## PROBLEM REQUIREMENTS:
Reproduce each line of the entries that carries "numbers".

## SUPPLIED MATERIAL:
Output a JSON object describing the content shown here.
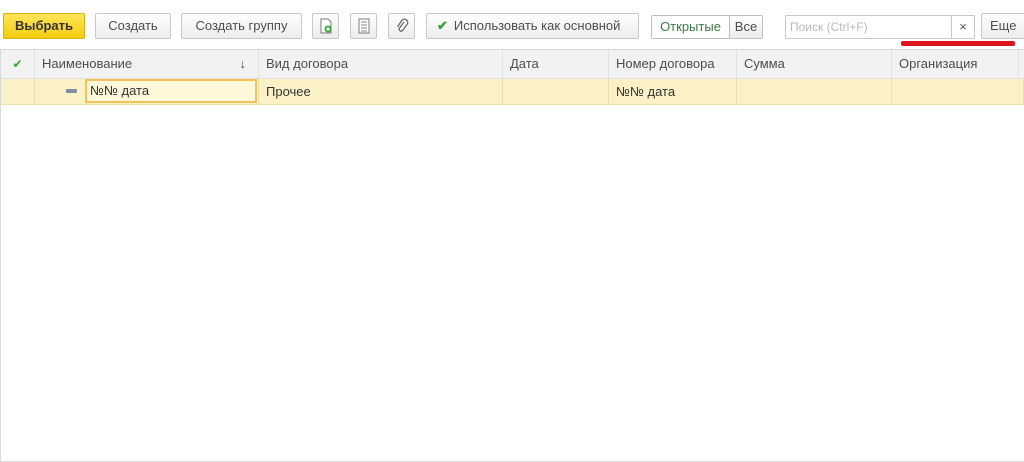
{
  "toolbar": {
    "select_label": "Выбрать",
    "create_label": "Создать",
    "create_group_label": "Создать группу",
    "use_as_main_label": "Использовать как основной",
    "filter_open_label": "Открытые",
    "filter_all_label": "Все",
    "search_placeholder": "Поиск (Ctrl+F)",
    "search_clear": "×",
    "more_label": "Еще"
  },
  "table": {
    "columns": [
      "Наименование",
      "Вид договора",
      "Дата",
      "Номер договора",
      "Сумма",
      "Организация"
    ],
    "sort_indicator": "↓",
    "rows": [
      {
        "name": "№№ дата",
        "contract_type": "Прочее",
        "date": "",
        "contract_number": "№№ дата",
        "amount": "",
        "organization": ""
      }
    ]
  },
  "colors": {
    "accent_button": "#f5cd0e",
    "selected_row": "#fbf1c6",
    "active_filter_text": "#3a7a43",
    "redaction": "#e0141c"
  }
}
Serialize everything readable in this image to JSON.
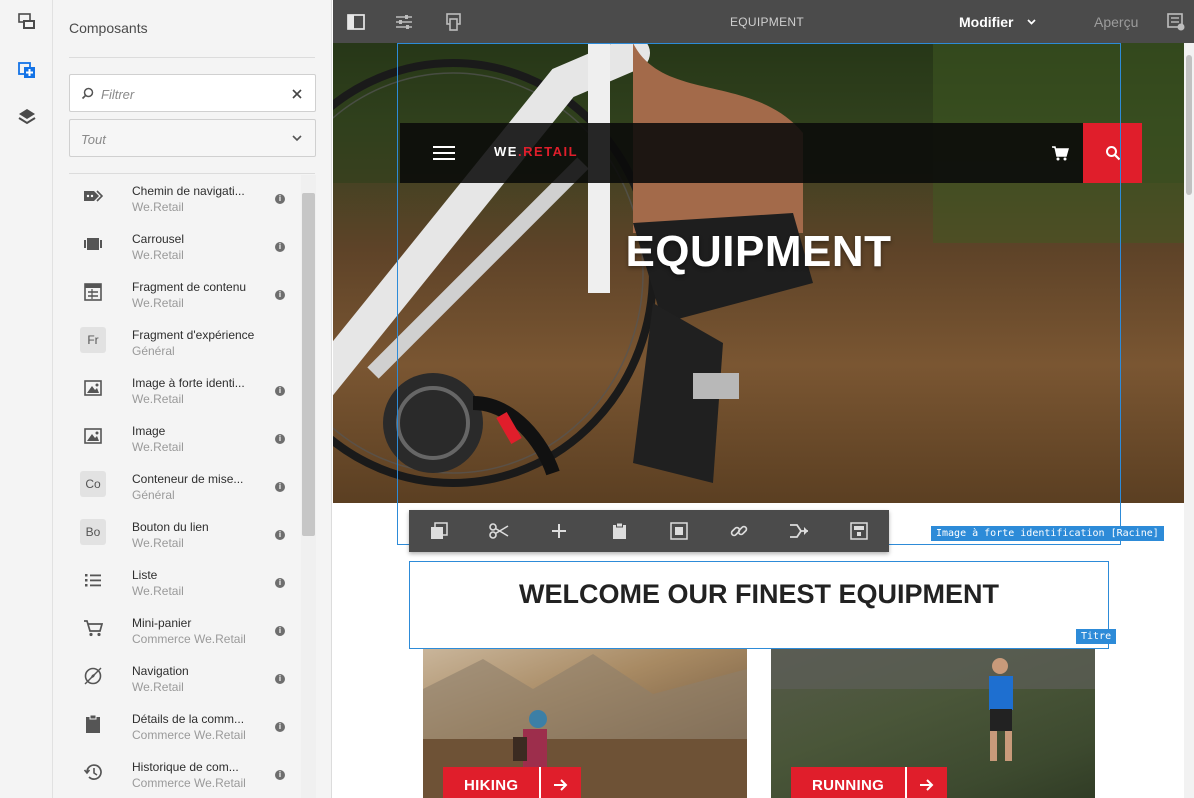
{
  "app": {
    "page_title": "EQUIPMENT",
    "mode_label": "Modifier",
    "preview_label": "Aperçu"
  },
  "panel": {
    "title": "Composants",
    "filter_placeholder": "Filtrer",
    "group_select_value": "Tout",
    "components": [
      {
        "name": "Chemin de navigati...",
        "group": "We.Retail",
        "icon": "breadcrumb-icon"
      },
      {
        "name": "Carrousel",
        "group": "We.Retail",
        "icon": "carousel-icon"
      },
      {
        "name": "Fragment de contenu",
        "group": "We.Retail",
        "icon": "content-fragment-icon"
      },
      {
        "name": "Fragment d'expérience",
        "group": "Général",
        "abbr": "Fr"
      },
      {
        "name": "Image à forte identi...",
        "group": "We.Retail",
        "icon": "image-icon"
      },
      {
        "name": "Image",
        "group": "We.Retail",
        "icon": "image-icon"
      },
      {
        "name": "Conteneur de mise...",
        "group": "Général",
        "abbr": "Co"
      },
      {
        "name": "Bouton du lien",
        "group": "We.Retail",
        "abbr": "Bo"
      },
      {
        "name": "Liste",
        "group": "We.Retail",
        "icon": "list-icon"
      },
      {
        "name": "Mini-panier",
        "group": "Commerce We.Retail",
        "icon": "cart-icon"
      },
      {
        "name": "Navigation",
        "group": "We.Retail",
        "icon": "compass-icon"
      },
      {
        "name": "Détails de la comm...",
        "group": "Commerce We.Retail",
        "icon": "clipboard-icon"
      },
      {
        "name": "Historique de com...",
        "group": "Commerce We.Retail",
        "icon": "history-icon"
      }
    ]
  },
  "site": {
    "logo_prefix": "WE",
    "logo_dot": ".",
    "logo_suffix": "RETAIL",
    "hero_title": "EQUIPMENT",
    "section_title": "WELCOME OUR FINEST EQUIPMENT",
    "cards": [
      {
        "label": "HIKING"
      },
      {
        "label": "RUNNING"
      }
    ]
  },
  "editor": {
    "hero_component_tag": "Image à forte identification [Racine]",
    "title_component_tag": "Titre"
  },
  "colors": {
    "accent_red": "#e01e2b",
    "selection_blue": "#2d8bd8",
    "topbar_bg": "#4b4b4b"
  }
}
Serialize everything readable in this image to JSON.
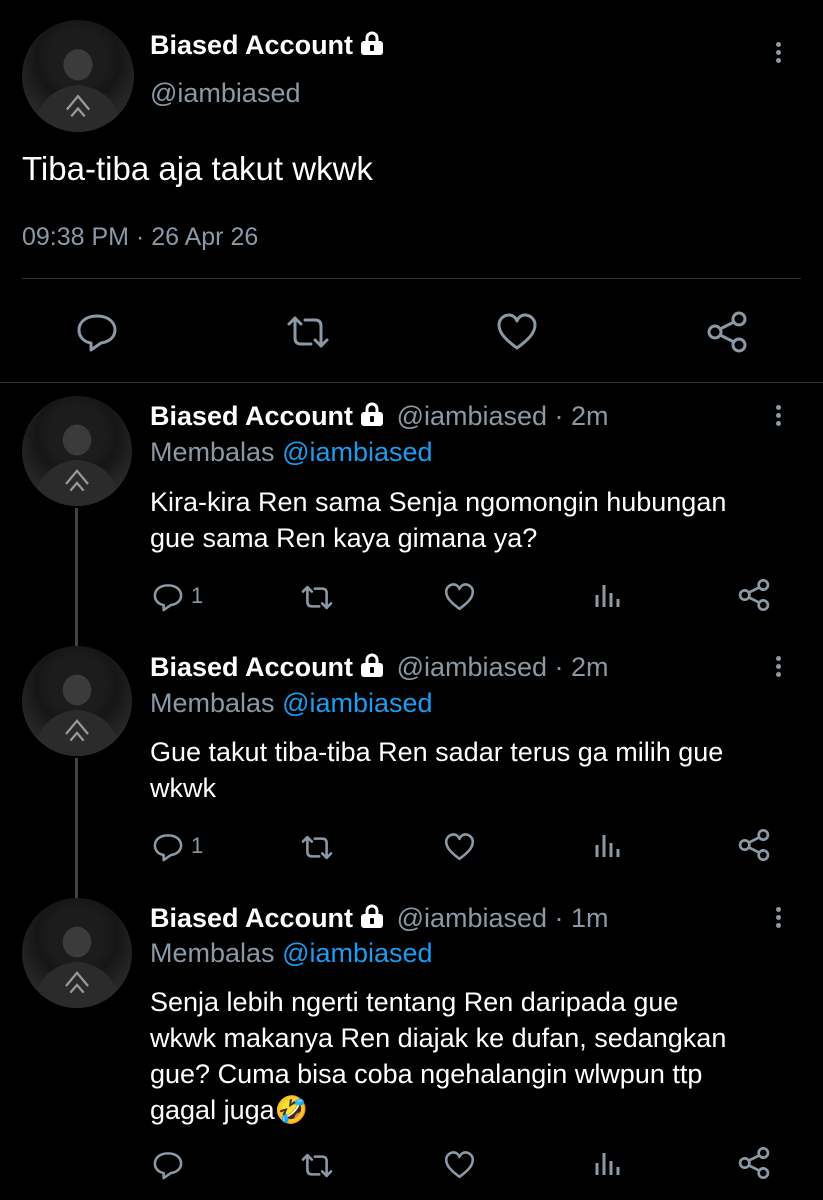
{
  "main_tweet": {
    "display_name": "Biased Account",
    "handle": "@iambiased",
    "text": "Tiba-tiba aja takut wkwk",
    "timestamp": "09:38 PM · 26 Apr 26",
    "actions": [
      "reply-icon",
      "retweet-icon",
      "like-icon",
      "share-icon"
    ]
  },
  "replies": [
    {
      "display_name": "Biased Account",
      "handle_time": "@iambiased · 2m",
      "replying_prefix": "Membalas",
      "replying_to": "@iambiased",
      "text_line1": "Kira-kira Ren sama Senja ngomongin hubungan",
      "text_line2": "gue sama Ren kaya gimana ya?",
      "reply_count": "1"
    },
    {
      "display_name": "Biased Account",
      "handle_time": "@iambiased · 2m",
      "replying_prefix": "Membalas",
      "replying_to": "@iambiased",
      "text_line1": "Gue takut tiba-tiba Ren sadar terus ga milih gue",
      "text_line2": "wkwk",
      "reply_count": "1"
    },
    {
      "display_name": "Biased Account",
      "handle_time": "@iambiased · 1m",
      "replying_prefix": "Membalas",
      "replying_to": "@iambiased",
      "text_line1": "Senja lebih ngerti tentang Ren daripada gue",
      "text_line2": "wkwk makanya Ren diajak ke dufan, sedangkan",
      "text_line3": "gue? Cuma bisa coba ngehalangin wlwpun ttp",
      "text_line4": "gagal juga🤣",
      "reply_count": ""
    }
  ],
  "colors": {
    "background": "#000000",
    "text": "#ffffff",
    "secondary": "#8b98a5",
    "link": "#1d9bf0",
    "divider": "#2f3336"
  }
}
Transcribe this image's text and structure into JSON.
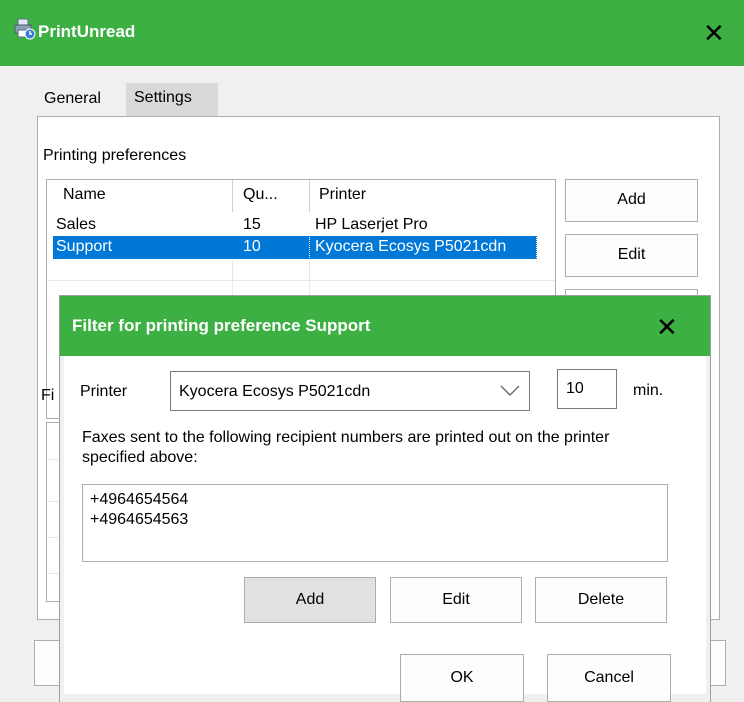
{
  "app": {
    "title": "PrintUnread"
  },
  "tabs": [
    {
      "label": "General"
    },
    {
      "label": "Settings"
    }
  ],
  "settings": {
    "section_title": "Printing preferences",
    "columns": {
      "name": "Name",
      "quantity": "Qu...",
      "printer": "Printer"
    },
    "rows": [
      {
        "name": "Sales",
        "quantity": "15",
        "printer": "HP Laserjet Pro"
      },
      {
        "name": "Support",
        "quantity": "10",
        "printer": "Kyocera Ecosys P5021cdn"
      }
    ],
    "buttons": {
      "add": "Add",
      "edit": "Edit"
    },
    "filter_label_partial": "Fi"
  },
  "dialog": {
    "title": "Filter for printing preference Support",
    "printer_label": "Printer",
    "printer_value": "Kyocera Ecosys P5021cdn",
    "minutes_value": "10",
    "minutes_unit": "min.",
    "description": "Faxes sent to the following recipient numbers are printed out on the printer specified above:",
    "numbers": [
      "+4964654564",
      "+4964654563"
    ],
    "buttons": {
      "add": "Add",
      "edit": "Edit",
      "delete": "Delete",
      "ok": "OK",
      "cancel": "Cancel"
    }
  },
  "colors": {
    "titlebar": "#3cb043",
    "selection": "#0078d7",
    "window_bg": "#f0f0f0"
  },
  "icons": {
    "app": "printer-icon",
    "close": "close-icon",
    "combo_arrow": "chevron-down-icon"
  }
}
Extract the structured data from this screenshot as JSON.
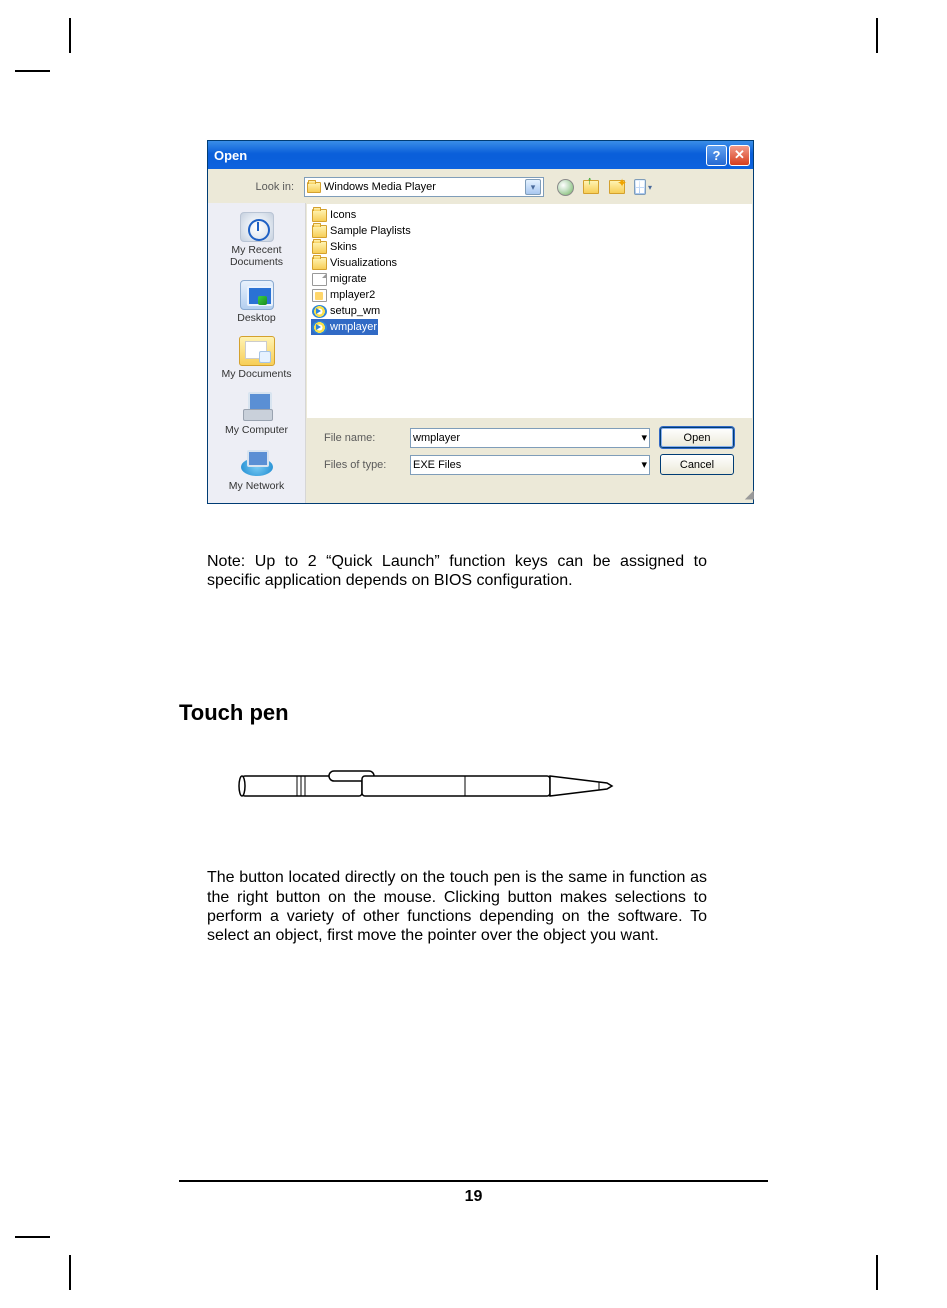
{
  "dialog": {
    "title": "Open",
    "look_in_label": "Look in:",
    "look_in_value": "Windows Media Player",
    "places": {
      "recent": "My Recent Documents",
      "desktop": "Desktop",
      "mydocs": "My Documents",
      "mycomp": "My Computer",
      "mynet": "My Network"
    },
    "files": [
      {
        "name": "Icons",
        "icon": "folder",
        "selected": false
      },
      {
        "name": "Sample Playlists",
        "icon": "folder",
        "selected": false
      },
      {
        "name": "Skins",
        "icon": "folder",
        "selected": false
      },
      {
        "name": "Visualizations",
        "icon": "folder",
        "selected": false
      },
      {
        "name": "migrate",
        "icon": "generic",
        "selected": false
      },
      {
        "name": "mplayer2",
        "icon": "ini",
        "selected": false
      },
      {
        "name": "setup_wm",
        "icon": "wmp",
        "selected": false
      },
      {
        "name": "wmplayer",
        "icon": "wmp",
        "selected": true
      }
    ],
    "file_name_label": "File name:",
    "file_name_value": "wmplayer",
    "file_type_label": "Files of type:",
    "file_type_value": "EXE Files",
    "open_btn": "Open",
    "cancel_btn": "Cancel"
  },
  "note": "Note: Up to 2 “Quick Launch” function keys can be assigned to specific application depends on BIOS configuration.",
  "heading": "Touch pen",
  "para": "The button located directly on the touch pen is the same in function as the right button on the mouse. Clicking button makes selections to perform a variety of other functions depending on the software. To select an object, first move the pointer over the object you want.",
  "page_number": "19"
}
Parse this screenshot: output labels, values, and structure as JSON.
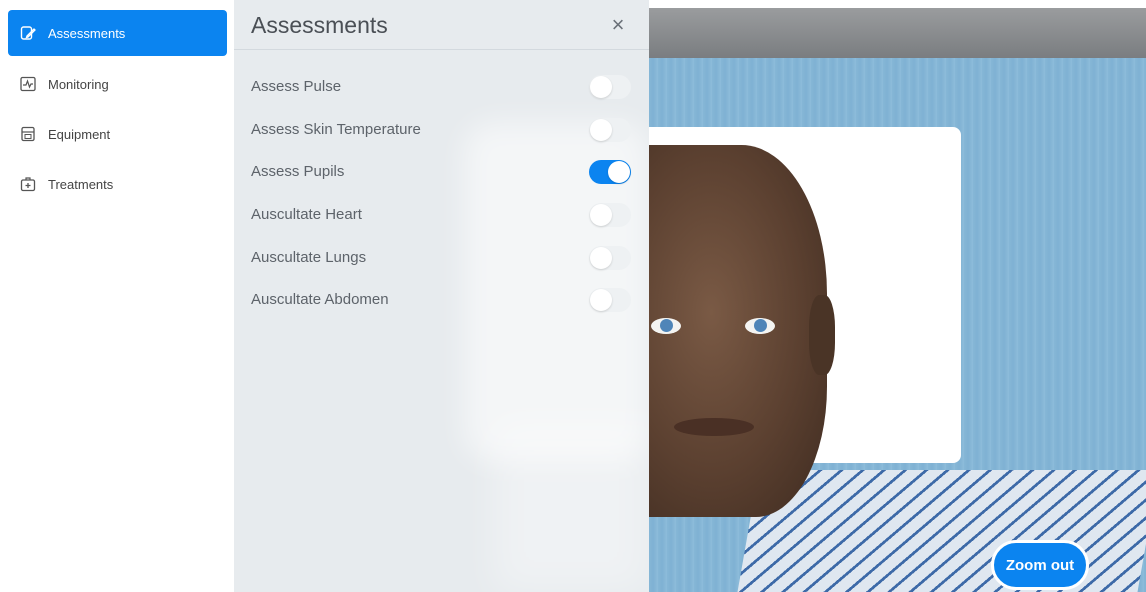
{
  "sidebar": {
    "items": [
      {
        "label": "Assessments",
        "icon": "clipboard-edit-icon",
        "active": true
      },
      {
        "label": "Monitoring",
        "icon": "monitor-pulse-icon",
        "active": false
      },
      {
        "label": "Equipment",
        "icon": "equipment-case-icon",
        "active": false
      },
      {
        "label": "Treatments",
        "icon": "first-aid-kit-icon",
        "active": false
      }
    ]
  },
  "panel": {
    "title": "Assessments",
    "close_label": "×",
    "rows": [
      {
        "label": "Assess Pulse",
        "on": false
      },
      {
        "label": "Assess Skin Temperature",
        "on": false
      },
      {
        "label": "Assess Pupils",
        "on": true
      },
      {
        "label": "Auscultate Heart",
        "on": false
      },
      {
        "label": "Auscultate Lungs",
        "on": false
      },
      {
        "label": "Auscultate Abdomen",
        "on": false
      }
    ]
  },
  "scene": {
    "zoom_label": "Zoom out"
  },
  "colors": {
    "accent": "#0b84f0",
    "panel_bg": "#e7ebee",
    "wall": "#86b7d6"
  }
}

## EXPECTED ANSWER:
    "description": "Faxes sent to the following recipient numbers are printed out on the printer specified above:",
    "numbers": [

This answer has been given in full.